Where Will the Storms Go and How Strong Will They Be?
Determining how many hurricanes will form in a season, and then trying to pinpoint how strong they will become and exactly where they will track, has always been a significant hurdle. But thanks to the combined efforts within NOAA and the academic community, more coordinated research efforts are taking place under the NOAA Hurricane Forecast Improvement Project (HFIP).
In recent years, the Hurricane Forecast Improvement Project has helped NOAA significantly improve the precision of forecasts and reduce errors in the prediction of both the location of the hurricane track and its intensity.
Modeling Hurricane Katrina
This image shows the inner core structure of Hurricane Katrina simulated by NOAA's Geophysical Fluid Dynamics Laboratory hurricane forecast model. Sea surface temperatures are represented by colors, with darker blue showing the cooling due to hurricane winds mixing the cooler waters from below the surface. (NOAA)
For example, a key forecasting tool used at the National Hurricane Center (NHC) called the Hurricane Weather Research and Forecasting Model can forecast rapid intensification of a hurricane with far greater accuracy today than a decade ago. Scientists at NOAA’s Geophysical Fluid Dynamics Laboratory have also upgraded their high-resolution hurricane modeling system this year. These improvements help scientists better reproduce the processes that occur within the core of hurricane and how they interact with the warm ocean waters, and contributed to the more precise track forecast for Arthur, the first hurricane of the 2014 Atlantic season.
Looking Directly into the Eye of Hurricane Forecast Challenges
Other important work to improve forecasting takes place at NOAA’s Joint Hurricane Testbed (JHT). This is where world-class researchers and forecasters come together online and in person to develop, test and verify improvements to forecast computer models with the goal of moving research into day-to-day operations.

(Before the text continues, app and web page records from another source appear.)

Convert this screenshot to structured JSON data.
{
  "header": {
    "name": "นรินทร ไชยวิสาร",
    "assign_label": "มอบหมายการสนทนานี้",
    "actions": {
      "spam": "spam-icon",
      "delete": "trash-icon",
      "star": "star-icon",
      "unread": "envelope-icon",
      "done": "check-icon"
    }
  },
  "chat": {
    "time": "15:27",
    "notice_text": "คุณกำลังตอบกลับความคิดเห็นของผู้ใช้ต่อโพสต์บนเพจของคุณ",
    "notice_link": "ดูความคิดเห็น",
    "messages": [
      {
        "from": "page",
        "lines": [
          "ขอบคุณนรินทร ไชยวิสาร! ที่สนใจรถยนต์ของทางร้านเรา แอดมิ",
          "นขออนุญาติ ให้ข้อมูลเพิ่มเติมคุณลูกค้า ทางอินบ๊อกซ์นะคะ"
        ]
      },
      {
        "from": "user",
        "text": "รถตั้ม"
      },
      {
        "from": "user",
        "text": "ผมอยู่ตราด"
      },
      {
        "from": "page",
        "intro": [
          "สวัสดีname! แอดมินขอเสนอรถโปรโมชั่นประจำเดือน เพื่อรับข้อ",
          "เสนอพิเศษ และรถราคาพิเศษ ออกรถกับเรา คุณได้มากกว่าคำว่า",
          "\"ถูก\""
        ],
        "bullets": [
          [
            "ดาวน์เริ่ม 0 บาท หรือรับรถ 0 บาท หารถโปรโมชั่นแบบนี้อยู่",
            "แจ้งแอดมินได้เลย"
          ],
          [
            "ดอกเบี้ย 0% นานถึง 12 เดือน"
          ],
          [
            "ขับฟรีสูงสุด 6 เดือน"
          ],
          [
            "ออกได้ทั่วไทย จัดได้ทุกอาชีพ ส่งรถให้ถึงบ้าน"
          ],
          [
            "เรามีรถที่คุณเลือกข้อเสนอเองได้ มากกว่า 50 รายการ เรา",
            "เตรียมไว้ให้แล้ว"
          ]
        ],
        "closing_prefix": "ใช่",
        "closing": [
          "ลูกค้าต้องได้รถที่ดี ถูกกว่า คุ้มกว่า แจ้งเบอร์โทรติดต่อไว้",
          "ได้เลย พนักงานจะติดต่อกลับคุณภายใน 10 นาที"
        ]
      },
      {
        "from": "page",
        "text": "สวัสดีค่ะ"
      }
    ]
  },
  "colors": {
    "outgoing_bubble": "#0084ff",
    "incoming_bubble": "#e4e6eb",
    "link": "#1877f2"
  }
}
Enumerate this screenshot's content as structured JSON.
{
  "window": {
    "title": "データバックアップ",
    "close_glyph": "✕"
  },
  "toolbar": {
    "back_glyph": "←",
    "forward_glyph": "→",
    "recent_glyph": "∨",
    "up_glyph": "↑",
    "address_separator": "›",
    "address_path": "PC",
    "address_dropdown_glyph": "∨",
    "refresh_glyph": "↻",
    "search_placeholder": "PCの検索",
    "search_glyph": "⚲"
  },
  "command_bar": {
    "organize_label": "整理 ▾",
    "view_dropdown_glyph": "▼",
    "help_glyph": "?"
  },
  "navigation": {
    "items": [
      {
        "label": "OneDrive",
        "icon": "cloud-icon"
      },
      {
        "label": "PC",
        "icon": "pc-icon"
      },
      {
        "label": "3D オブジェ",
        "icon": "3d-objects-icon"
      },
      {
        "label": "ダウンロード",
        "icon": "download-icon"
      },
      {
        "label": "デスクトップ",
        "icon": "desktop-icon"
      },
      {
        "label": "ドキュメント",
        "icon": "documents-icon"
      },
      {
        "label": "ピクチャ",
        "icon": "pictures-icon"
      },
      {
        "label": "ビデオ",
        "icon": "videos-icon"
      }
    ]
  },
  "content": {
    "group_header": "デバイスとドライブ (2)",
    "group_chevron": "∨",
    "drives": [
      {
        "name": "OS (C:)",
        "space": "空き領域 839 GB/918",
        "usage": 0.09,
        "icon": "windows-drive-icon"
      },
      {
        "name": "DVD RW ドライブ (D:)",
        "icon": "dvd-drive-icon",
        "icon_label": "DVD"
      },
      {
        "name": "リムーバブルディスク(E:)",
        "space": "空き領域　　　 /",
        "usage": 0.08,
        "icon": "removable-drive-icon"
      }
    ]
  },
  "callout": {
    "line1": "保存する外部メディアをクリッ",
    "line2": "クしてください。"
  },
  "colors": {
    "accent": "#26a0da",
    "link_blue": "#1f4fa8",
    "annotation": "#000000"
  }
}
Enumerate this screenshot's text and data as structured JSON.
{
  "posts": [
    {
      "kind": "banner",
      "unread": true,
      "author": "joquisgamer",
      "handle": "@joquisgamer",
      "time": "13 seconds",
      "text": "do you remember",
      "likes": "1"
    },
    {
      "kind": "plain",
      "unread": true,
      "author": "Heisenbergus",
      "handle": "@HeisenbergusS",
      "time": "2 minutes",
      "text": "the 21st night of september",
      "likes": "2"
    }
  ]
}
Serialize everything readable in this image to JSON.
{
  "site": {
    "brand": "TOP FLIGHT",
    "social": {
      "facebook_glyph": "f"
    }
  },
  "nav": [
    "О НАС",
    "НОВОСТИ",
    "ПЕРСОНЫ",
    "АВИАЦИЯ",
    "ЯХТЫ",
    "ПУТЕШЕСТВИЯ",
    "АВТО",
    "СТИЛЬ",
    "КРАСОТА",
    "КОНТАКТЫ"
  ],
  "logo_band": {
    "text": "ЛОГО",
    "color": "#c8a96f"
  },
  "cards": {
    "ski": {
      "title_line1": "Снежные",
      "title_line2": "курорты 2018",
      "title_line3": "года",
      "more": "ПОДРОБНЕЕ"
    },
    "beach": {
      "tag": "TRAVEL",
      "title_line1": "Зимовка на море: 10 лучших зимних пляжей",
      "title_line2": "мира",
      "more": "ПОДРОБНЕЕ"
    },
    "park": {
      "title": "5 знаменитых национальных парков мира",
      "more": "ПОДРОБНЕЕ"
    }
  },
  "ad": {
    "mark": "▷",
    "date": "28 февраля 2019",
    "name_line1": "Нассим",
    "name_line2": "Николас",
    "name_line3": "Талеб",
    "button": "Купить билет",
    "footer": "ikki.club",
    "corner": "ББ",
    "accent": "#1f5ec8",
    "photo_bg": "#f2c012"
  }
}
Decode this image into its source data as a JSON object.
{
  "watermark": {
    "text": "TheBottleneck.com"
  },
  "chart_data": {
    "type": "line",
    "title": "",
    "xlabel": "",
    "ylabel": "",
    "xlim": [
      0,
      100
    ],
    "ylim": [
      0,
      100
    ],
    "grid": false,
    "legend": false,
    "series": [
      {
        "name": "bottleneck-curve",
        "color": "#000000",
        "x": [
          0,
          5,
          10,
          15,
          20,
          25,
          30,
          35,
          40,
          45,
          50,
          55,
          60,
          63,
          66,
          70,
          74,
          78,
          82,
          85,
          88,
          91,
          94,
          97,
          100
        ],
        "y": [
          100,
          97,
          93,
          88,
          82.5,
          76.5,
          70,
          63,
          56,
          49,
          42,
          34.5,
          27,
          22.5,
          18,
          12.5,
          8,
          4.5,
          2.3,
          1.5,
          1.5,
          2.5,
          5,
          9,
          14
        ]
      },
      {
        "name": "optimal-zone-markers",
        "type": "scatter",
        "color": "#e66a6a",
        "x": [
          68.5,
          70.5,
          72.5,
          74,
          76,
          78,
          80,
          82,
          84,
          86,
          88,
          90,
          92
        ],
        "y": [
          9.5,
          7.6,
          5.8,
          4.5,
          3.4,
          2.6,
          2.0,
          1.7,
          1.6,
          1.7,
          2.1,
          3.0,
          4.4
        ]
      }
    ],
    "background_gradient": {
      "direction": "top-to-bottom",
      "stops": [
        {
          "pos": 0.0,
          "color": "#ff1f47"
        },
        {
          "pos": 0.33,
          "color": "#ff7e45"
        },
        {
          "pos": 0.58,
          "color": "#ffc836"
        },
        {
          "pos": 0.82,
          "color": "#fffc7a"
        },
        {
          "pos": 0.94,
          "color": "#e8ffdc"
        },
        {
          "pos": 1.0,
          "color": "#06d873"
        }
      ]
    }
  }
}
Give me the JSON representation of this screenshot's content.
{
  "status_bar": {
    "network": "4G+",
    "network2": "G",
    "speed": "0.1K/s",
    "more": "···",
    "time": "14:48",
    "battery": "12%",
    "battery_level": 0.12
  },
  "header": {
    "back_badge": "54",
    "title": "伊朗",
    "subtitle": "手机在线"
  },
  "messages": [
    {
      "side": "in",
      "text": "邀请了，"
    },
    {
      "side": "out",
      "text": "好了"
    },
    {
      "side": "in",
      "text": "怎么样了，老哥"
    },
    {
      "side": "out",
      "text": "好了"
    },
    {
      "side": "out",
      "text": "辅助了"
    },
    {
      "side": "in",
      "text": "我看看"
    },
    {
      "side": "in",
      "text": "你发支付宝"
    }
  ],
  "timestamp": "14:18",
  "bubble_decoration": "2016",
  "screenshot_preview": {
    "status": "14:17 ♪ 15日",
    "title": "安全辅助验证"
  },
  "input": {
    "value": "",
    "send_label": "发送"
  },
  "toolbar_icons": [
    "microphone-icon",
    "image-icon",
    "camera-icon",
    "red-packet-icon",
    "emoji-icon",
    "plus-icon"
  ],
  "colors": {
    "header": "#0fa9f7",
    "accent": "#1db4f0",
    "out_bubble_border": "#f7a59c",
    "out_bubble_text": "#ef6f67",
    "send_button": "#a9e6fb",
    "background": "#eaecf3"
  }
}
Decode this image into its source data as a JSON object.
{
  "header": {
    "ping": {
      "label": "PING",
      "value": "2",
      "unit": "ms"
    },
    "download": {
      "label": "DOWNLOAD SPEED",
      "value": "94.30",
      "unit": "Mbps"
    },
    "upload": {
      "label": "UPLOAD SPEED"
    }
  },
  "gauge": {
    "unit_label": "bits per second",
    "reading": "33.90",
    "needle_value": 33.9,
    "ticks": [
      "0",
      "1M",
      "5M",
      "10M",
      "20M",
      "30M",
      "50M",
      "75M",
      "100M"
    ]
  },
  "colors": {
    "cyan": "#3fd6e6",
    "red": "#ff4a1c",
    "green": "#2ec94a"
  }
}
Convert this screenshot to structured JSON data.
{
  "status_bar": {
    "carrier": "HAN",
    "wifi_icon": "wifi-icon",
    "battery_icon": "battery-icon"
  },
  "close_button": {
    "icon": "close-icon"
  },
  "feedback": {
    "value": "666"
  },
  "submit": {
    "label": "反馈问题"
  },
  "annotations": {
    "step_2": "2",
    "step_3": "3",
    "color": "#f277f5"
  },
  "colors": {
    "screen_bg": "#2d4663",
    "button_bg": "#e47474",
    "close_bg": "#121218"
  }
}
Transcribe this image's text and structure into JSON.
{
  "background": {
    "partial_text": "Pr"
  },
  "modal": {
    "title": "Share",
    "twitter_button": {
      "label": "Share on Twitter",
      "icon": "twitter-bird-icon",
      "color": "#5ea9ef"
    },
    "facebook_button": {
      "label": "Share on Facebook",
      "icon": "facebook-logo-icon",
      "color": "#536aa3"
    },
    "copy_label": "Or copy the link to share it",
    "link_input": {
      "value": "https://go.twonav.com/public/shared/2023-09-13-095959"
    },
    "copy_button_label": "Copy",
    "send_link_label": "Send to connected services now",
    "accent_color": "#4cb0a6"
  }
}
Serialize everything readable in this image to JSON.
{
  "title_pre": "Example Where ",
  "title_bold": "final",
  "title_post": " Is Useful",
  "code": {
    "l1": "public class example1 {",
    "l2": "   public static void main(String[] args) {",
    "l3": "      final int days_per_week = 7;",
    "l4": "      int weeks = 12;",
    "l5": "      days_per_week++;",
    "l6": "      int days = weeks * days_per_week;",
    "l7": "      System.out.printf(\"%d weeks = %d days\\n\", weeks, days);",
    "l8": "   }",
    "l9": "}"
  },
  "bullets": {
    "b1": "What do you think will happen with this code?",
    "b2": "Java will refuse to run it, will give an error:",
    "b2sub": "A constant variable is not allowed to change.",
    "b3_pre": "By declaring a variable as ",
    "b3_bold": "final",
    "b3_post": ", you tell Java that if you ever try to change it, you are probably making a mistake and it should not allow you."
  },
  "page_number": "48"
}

One recent JHT success is the development of a hurricane wind speed graphic, which clearly depicts the chance of wind speeds exceeding certain thresholds in a particular geographic area. Along with the graphical information, forecasters at NHC now issue a companion text product that provides the probability of certain wind speeds over the next five days at numerous locations.
Predicting hurricane winds
This graphic was issued by NOAA's Weather Service at 5 pm. EDT on Oct. 26, 2012, to show the probability of wind speeds for Hurricane Sandy as it moved up the coast. (NOAA)
Some JHT projects are aimed at improving the observations of storms to help forecasters better analyze a storm’s structure, particularly winds in the lowest levels of this atmosphere, while other efforts focus on upgrading the computer models so that predicting when a hurricane will undergo rapid intensification becomes less of a challenge. Hurricane Katrina in 2005 showed the world the danger of a rapidly intensifying hurricane and the importance of continuing to improve forecasts of intensification.
“NOAA’s testbeds, including the Joint Hurricane Testbed, are an important part of how we transition new research into the hands of NOAA weather forecasters working on the front lines of providing the public with timely, accurate and life and property-saving weather forecasts,” said John Cortinas, director of NOAA’s Office of Weather and Air Quality.
For more information, please contact Monica Allen, director of public affairs at NOAA Research, at 301-734-1123 or by email at firstname.lastname@example.org